Image Credit: Liz LigonElizabeth Eulberg has quite the day job. Her very intimidating title is Director of Global Publicity for Stephenie Meyer, which means she manages planet Earth’s insatiable demand for the Twilight mega-author. But on the weekends the 35-year-old Wisconsin native turns off the ringer to her vampire phone, holes up in her Hoboken, apartment, and writes 5,000 words a day. (She awards herself a cupcake on Sunday evenings for met word quotas.)
Eulberg, with the full support of her very influential boss, published her first YA novel The Lonely Hearts Club to sweet acclaim last year. Her new book, Prom & Prejudice, is a fun spin on Jane Austen’s masterpiece, told from the point of view of Lizzie Bennett, a junior scholarship student struggling to maintain her sense of dignity at a terribly snobby private school. We recently caught up with Eulberg, who somehow aims to publish a book a year while also handling all things Team Twilight.
Have you always dreamed of writing YA novels, or is it a natural byproduct of working with Stephenie Meyer?
My mother is a high school librarian. I’m actually named after Beth in Little Women. I have a sister named Meg too! So growing up there were always books around. I loved books. The Sweet Valley High series? Oh my gosh. I discovered those books one summer and would ride my bike every day to the library, pick up a new book, go home, read it, and ride back the next day to get the next book. My mother didn’t care that I was reading Sweet Valley High. When I finished the series she’d slip me a Newbery winner, but she never judged because she just wanted us to read. I want to write books that are fun for someone to read. I don’t want it to feel like work.
In your acknowledgements you thank Stephenie Meyer for a conversation that sparked your idea for the book. What was said?

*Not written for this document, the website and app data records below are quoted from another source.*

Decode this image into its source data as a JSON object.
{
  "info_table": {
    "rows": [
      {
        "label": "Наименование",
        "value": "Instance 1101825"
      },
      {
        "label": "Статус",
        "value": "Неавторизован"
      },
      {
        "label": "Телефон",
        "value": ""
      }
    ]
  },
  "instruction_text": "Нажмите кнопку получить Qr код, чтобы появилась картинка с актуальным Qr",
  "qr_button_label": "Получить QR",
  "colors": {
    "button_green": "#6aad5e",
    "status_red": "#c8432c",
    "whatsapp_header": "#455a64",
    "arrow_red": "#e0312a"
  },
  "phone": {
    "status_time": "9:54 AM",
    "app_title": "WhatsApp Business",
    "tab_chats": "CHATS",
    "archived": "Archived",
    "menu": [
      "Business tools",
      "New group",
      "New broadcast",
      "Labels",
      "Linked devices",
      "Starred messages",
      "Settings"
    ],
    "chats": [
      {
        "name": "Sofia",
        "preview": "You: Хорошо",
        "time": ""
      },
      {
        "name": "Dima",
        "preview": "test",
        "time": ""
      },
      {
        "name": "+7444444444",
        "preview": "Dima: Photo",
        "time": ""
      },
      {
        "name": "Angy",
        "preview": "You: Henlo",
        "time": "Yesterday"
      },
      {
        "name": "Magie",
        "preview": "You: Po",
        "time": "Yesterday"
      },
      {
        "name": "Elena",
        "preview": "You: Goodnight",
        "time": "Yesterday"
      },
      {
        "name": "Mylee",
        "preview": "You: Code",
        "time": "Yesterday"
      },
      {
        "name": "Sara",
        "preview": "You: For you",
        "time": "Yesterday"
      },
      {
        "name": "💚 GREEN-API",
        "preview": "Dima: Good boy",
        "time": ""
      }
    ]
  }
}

We were on tour and talking about Pride & Prejudice and the different ways it’s influenced current pop culture—from Bridget Jones’s Diary to the Bollywood movie Bride & Prejudice. And I started thinking to myself, Could it be retold from a teen point of view? Pride & Prejudice is all about the Bennett sisters trying to find a husband but I didn’t want it to be about girls in high school trying to find a boyfriend. So I was like ‘What do girls and boys do in high school?’ And then all of the sudden the title Prom & Prejudice came to mind and I said it aloud and Stephenie was like ‘Ooh, that’s really good!’
Did you immerse yourself in the Jane Austen factory before you started writing?
I reread the original a few times. I watched all the movie incantations, just to see what has been done. And then I just had a lot of fun. It was like going into this novel you loved and then having a Choose Your Own Adventure with it.
If a young reader tells you she loved Prom & Prejudice where would you steer her next?
Read Pride & Prejudice! Read Sense & Sensibility, all of Jane Austen’s novels really. My favorite movie inspired by Pride & Prejudice is probably Lost in Austen. It was made by the BBC and this woman who’s obsessed with the novel stumbles into that world while Elizabeth Bennett stumbles into the modern day. You should see it—it’s hysterical.
What do you think about folks who reflexively sniff at adult YA fans who gobble up Twilight or Prom & Prejudice or Sweet Valley High for that matter?
I just think that people should read what makes them happy. Ninety percent of the books I read are in the YA world. They’re great books! You know, I remember when I first started working in publishing, on my first day at Scholastic, my boss handed me a book and told me to read it because everyone at the publisher was really excited about it. I remember thinking ‘Oh, hmm, okay, sure.’ And it was an early copy of Harry Potter and the Sorcerer’s Stone, which remains one of the best books I’ve ever read.
What’s on your nightstand now?
Let me look. Okay, Sophie Kinsella’s Mini Shopaholic, Keith Richards’ Life. And The Catcher in the Rye, which I haven’t read in a long, long time.